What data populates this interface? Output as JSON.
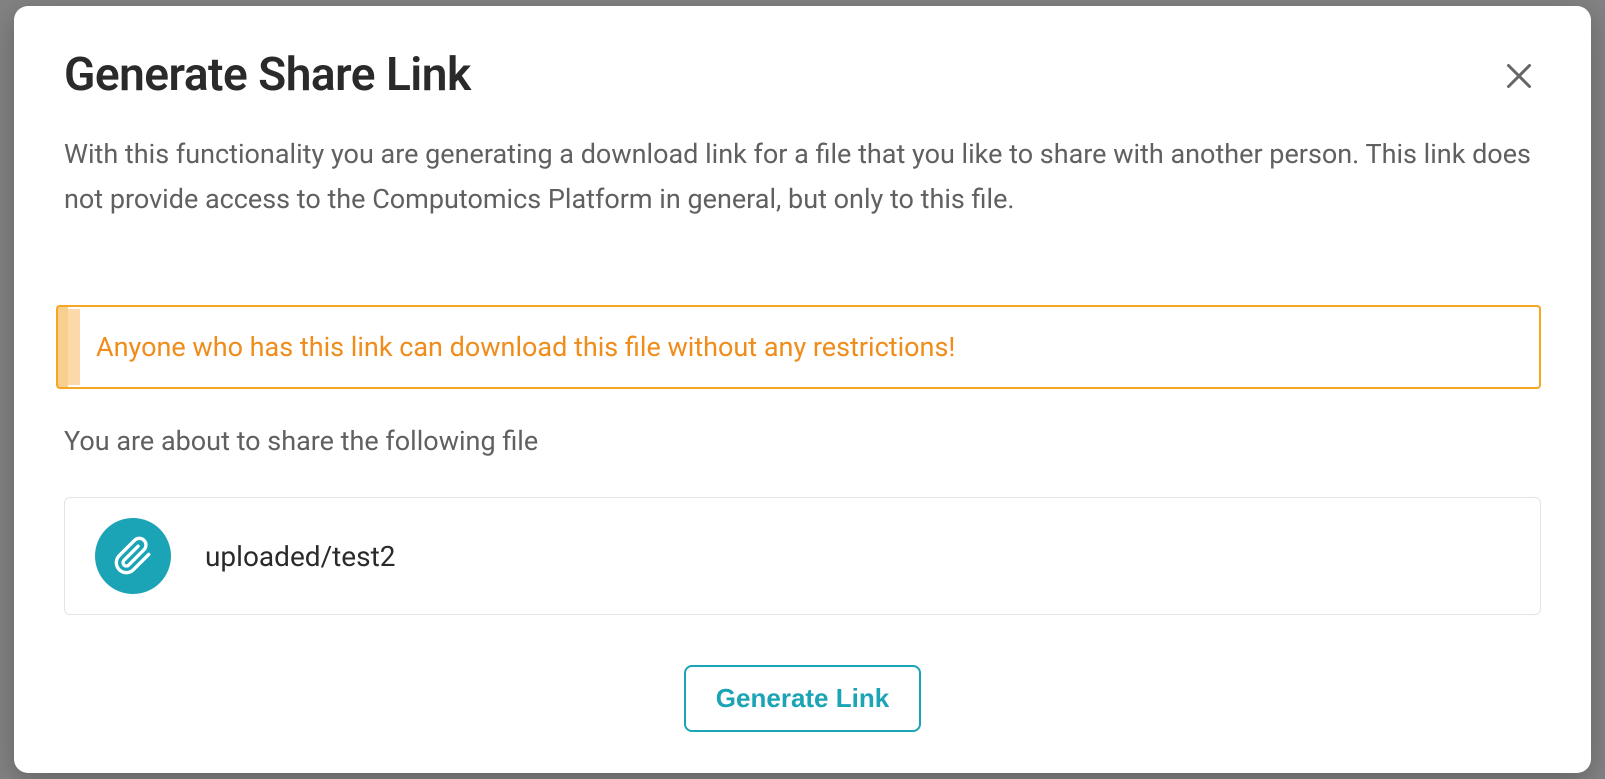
{
  "modal": {
    "title": "Generate Share Link",
    "description": "With this functionality you are generating a download link for a file that you like to share with another person. This link does not provide access to the Computomics Platform in general, but only to this file.",
    "warning": "Anyone who has this link can download this file without any restrictions!",
    "subheading": "You are about to share the following file",
    "file_path": "uploaded/test2",
    "generate_button_label": "Generate Link"
  },
  "colors": {
    "accent": "#1BA4B6",
    "warning_border": "#F5A623",
    "warning_text": "#F08C1A"
  }
}
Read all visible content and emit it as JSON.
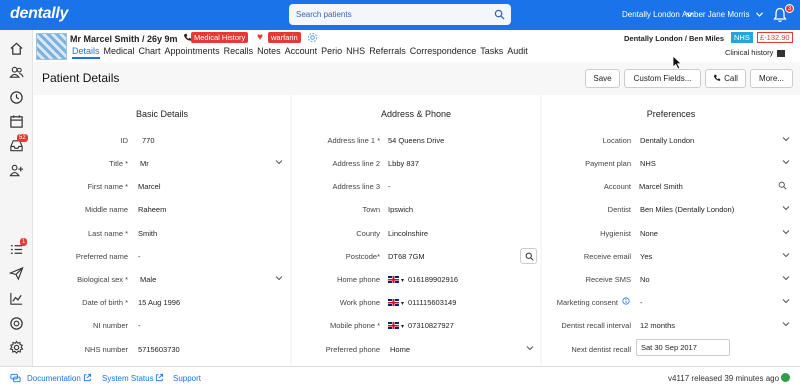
{
  "app": {
    "logo": "dentally"
  },
  "topbar": {
    "search_placeholder": "Search patients",
    "practice": "Dentally London",
    "user": "Amber Jane Morris",
    "notifications_count": "3"
  },
  "sidebar": {
    "badges": {
      "inbox": "52",
      "tasks": "1"
    }
  },
  "patient": {
    "name": "Mr Marcel Smith / 26y 9m",
    "medical_history": "Medical History",
    "alert": "warfarin",
    "practice_dentist": "Dentally London / Ben Miles",
    "nhs": "NHS",
    "balance": "£-132.90",
    "clinical_history": "Clinical history"
  },
  "tabs": [
    "Details",
    "Medical",
    "Chart",
    "Appointments",
    "Recalls",
    "Notes",
    "Account",
    "Perio",
    "NHS",
    "Referrals",
    "Correspondence",
    "Tasks",
    "Audit"
  ],
  "page": {
    "title": "Patient Details",
    "buttons": {
      "save": "Save",
      "custom_fields": "Custom Fields...",
      "call": "Call",
      "more": "More..."
    }
  },
  "basic": {
    "title": "Basic Details",
    "rows": [
      {
        "label": "ID",
        "value": "770"
      },
      {
        "label": "Title *",
        "value": "Mr"
      },
      {
        "label": "First name *",
        "value": "Marcel"
      },
      {
        "label": "Middle name",
        "value": "Raheem"
      },
      {
        "label": "Last name *",
        "value": "Smith"
      },
      {
        "label": "Preferred name",
        "value": "-"
      },
      {
        "label": "Biological sex *",
        "value": "Male"
      },
      {
        "label": "Date of birth *",
        "value": "15 Aug 1996"
      },
      {
        "label": "NI number",
        "value": "-"
      },
      {
        "label": "NHS number",
        "value": "5715603730"
      }
    ]
  },
  "address": {
    "title": "Address & Phone",
    "rows": [
      {
        "label": "Address line 1 *",
        "value": "54 Queens Drive"
      },
      {
        "label": "Address line 2",
        "value": "Lbby 837"
      },
      {
        "label": "Address line 3",
        "value": "-"
      },
      {
        "label": "Town",
        "value": "Ipswich"
      },
      {
        "label": "County",
        "value": "Lincolnshire"
      },
      {
        "label": "Postcode*",
        "value": "DT68 7GM"
      },
      {
        "label": "Home phone",
        "value": "016189902916"
      },
      {
        "label": "Work phone",
        "value": "011115603149"
      },
      {
        "label": "Mobile phone *",
        "value": "07310827927"
      },
      {
        "label": "Preferred phone",
        "value": "Home"
      }
    ]
  },
  "prefs": {
    "title": "Preferences",
    "rows": [
      {
        "label": "Location",
        "value": "Dentally London"
      },
      {
        "label": "Payment plan",
        "value": "NHS"
      },
      {
        "label": "Account",
        "value": "Marcel Smith"
      },
      {
        "label": "Dentist",
        "value": "Ben Miles (Dentally London)"
      },
      {
        "label": "Hygienist",
        "value": "None"
      },
      {
        "label": "Receive email",
        "value": "Yes"
      },
      {
        "label": "Receive SMS",
        "value": "No"
      },
      {
        "label": "Marketing consent",
        "value": "-"
      },
      {
        "label": "Dentist recall interval",
        "value": "12 months"
      },
      {
        "label": "Next dentist recall",
        "value": "Sat 30 Sep 2017"
      }
    ]
  },
  "footer": {
    "documentation": "Documentation",
    "system_status": "System Status",
    "support": "Support",
    "version": "v4117 released 39 minutes ago"
  }
}
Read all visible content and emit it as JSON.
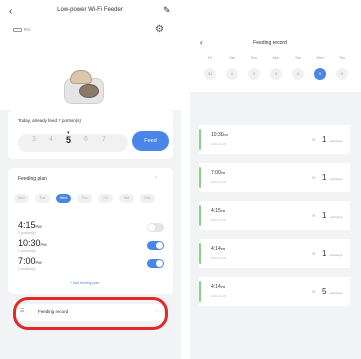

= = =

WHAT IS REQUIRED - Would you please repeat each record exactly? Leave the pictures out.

RESULT OF THIS TASK -
What data populates this interface? Output as JSON.
{
  "modal": {
    "title": "Generate Share Link",
    "description": "With this functionality you are generating a download link for a file that you like to share with another person. This link does not provide access to the Computomics Platform in general, but only to this file.",
    "warning": "Anyone who has this link can download this file without any restrictions!",
    "subheading": "You are about to share the following file",
    "file_path": "uploaded/test2",
    "generate_button_label": "Generate Link"
  },
  "colors": {
    "accent": "#1BA4B6",
    "warning_border": "#F5A623",
    "warning_text": "#F08C1A"
  }
}
Read all visible content and emit it as JSON.
{
  "app": {
    "logo": "dentally"
  },
  "topbar": {
    "search_placeholder": "Search patients",
    "practice": "Dentally London",
    "user": "Amber Jane Morris",
    "notifications_count": "3"
  },
  "sidebar": {
    "badges": {
      "inbox": "52",
      "tasks": "1"
    }
  },
  "patient": {
    "name": "Mr Marcel Smith / 26y 9m",
    "medical_history": "Medical History",
    "alert": "warfarin",
    "practice_dentist": "Dentally London / Ben Miles",
    "nhs": "NHS",
    "balance": "£-132.90",
    "clinical_history": "Clinical history"
  },
  "tabs": [
    "Details",
    "Medical",
    "Chart",
    "Appointments",
    "Recalls",
    "Notes",
    "Account",
    "Perio",
    "NHS",
    "Referrals",
    "Correspondence",
    "Tasks",
    "Audit"
  ],
  "page": {
    "title": "Patient Details",
    "buttons": {
      "save": "Save",
      "custom_fields": "Custom Fields...",
      "call": "Call",
      "more": "More..."
    }
  },
  "basic": {
    "title": "Basic Details",
    "rows": [
      {
        "label": "ID",
        "value": "770"
      },
      {
        "label": "Title *",
        "value": "Mr"
      },
      {
        "label": "First name *",
        "value": "Marcel"
      },
      {
        "label": "Middle name",
        "value": "Raheem"
      },
      {
        "label": "Last name *",
        "value": "Smith"
      },
      {
        "label": "Preferred name",
        "value": "-"
      },
      {
        "label": "Biological sex *",
        "value": "Male"
      },
      {
        "label": "Date of birth *",
        "value": "15 Aug 1996"
      },
      {
        "label": "NI number",
        "value": "-"
      },
      {
        "label": "NHS number",
        "value": "5715603730"
      }
    ]
  },
  "address": {
    "title": "Address & Phone",
    "rows": [
      {
        "label": "Address line 1 *",
        "value": "54 Queens Drive"
      },
      {
        "label": "Address line 2",
        "value": "Lbby 837"
      },
      {
        "label": "Address line 3",
        "value": "-"
      },
      {
        "label": "Town",
        "value": "Ipswich"
      },
      {
        "label": "County",
        "value": "Lincolnshire"
      },
      {
        "label": "Postcode*",
        "value": "DT68 7GM"
      },
      {
        "label": "Home phone",
        "value": "016189902916"
      },
      {
        "label": "Work phone",
        "value": "011115603149"
      },
      {
        "label": "Mobile phone *",
        "value": "07310827927"
      },
      {
        "label": "Preferred phone",
        "value": "Home"
      }
    ]
  },
  "prefs": {
    "title": "Preferences",
    "rows": [
      {
        "label": "Location",
        "value": "Dentally London"
      },
      {
        "label": "Payment plan",
        "value": "NHS"
      },
      {
        "label": "Account",
        "value": "Marcel Smith"
      },
      {
        "label": "Dentist",
        "value": "Ben Miles (Dentally London)"
      },
      {
        "label": "Hygienist",
        "value": "None"
      },
      {
        "label": "Receive email",
        "value": "Yes"
      },
      {
        "label": "Receive SMS",
        "value": "No"
      },
      {
        "label": "Marketing consent",
        "value": "-"
      },
      {
        "label": "Dentist recall interval",
        "value": "12 months"
      },
      {
        "label": "Next dentist recall",
        "value": "Sat 30 Sep 2017"
      }
    ]
  },
  "footer": {
    "documentation": "Documentation",
    "system_status": "System Status",
    "support": "Support",
    "version": "v4117 released 39 minutes ago"
  }
}
Read all visible content and emit it as JSON.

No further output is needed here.